  • Don’t imagine that Expat Parenting is not competitive, it is. From how many languages your children can speak, to the contents of their lunch boxes. You would be amazed!
  • Enjoy meeting people from thousands of different countries and backgrounds. Don’t just stick to Expat circles either, it can take more time to get to know the locals by attending local functions and events, but it’s worth it. Get to know your neighbours too, even if you can only communicate via sign language at first!
  • Prepare your children for how different basic things like birthday parties can be. Not every country celebrates with cakes or offers party bags for example! Likewise, if it’s your child’s party, don’t imagine anyone will know what on earth you are talking about when you suggest Pin the Tail on the Donkey or Musical Statues.how to be an expat parent
  • You will experience eye opening situations such as lit candles on classroom tables, School trips in almost -20 conditions, and forest schools in the snow.
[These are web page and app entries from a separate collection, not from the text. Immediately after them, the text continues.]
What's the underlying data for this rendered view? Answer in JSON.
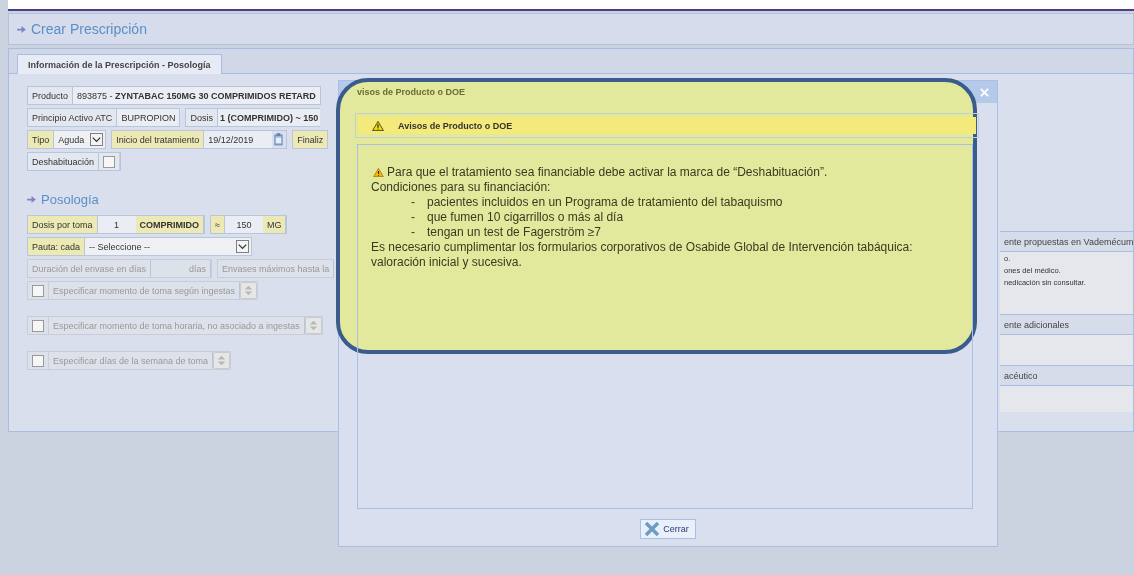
{
  "header": {
    "title": "Crear Prescripción"
  },
  "tabs": [
    {
      "label": "Información de la Prescripción - Posología",
      "selected": true
    }
  ],
  "product": {
    "label": "Producto",
    "value": "893875 - **ZYNTABAC 150MG 30 COMPRIMIDOS RETARD**"
  },
  "principio": {
    "label": "Principio Activo ATC",
    "value": "BUPROPION"
  },
  "dosis": {
    "label": "Dosis",
    "value": "1 (COMPRIMIDO) ~ 150"
  },
  "tipo": {
    "label": "Tipo",
    "value": "Aguda",
    "required": true
  },
  "inicio": {
    "label": "Inicio del tratamiento",
    "value": "19/12/2019",
    "required": true
  },
  "finaliz": {
    "label": "Finaliz",
    "required": true
  },
  "deshabituacion": {
    "label": "Deshabituación",
    "checked": false
  },
  "posologia": {
    "title": "Posología"
  },
  "dosis_por_toma": {
    "label": "Dosis por toma",
    "quantity": "1",
    "unit": "COMPRIMIDO",
    "approx": "≈",
    "amount": "150",
    "amount_unit": "MG",
    "required": true
  },
  "pauta": {
    "label": "Pauta: cada",
    "value": "-- Seleccione --",
    "required": true
  },
  "duracion": {
    "label": "Duración del envase en días",
    "unit": "días",
    "disabled": true
  },
  "envases": {
    "label": "Envases máximos hasta la",
    "disabled": true
  },
  "options": [
    {
      "label": "Especificar momento de toma según ingestas",
      "checked": false,
      "disabled": true
    },
    {
      "label": "Especificar momento de toma horaria, no asociado a ingestas",
      "checked": false,
      "disabled": true
    },
    {
      "label": "Especificar días de la semana de toma",
      "checked": false,
      "disabled": true
    }
  ],
  "right_panel": {
    "sections": [
      {
        "title": "ente propuestas en Vademécum",
        "lines": [
          "o.",
          "ones del médico.",
          "nedicación sin consultar."
        ]
      },
      {
        "title": "ente adicionales"
      },
      {
        "title": "acéutico"
      }
    ]
  },
  "dialog": {
    "title": "visos de Producto o DOE",
    "notice_header": "Avisos de Producto o DOE",
    "intro": "Para que el tratamiento sea financiable debe activar la marca de “Deshabituación”.",
    "conditions_title": "Condiciones para su financiación:",
    "conditions": [
      "pacientes incluidos en un Programa de tratamiento del tabaquismo",
      "que fumen 10 cigarrillos o más al día",
      "tengan un test de Fagerström ≥7"
    ],
    "footer": "Es necesario cumplimentar los formularios corporativos de Osabide Global de Intervención tabáquica: valoración inicial y sucesiva.",
    "bullet": "-",
    "close_button": "Cerrar"
  }
}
Things that could possibly make tabloid headlines at home – embrace the differences!
  • In the same vein, get used to super relaxed (or almost non existent – to us anyway) health and safety rules. This might sound slightly worrying, but it’s usually more refreshing than anything, and I am holding out hope that one day my children will thank me for their more free range childhoods!
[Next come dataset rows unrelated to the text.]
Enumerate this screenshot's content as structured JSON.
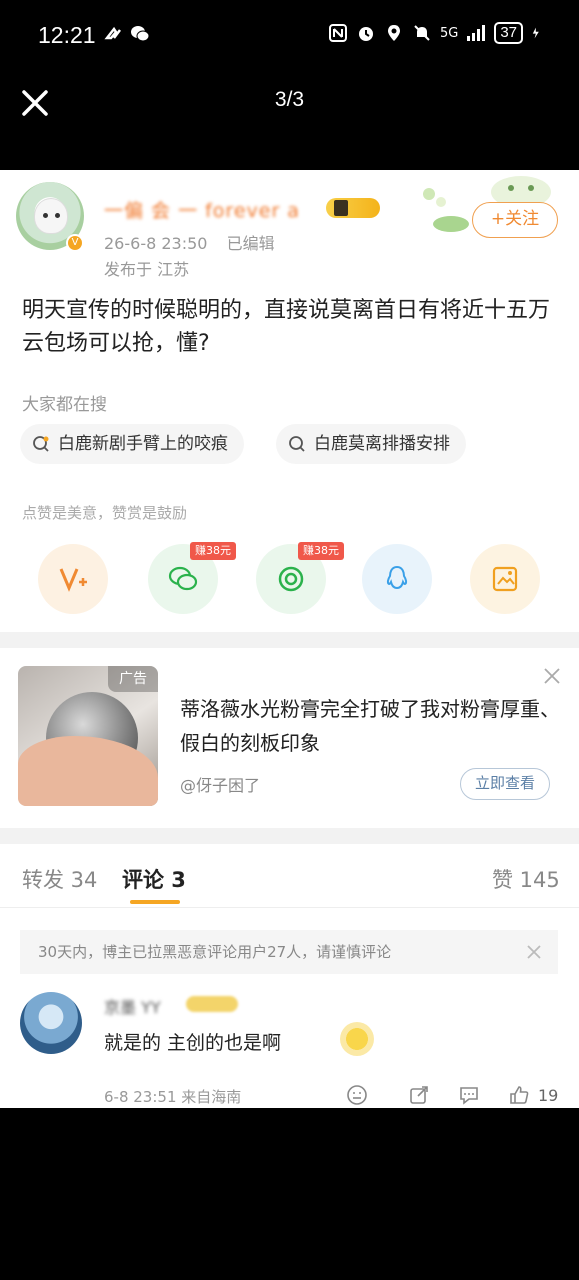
{
  "status_bar": {
    "time": "12:21",
    "network": "5G",
    "battery": "37"
  },
  "viewer": {
    "page_counter": "3/3"
  },
  "post": {
    "username": "一偏 会 一 forever a",
    "time": "26-6-8 23:50",
    "edited": "已编辑",
    "location": "发布于 江苏",
    "follow_label": "+关注",
    "text": "明天宣传的时候聪明的，直接说莫离首日有将近十五万云包场可以抢，懂?"
  },
  "search": {
    "title": "大家都在搜",
    "chips": [
      "白鹿新剧手臂上的咬痕",
      "白鹿莫离排播安排"
    ]
  },
  "reward": {
    "title": "点赞是美意，赞赏是鼓励",
    "earn_tag_1": "赚38元",
    "earn_tag_2": "赚38元"
  },
  "ad": {
    "tag": "广告",
    "text": "蒂洛薇水光粉膏完全打破了我对粉膏厚重、假白的刻板印象",
    "author": "@伢子困了",
    "button": "立即查看",
    "colors": {
      "accent": "#5b7fa6"
    }
  },
  "tabs": {
    "repost": "转发 34",
    "comments": "评论 3",
    "likes": "赞 145"
  },
  "notice": {
    "text": "30天内，博主已拉黑恶意评论用户27人，请谨慎评论"
  },
  "comment": {
    "name": "京墨 YY",
    "text": "就是的 主创的也是啊",
    "time": "6-8 23:51 来自海南",
    "likes": "19"
  },
  "colors": {
    "brand_orange": "#f08a32",
    "tab_underline": "#f5a623",
    "earn_tag": "#f0584a"
  }
}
  • Learn the language together. I don’t usually advocate watching TV, but it helps more than you think it could, and speaking the language will help you feel like less of an outsider.
  • Join online groups for your area, always helpful when looking for recommendations for doctors, dentists and the like.
  • Install Skype, What’s App and anything else that helps you keep in touch with home. And get the guest room ready quickly, you will be using it a lot!
  • But perhaps most important of all – enjoy yourselves! Start a blog, take thousands of pictures and experience absolutely everything you possibly can – for who knows these days how long such an experience might last? And on the days that you find things tough, remember that it’s more than likely than not that one day you will look back on it and laugh… Promise!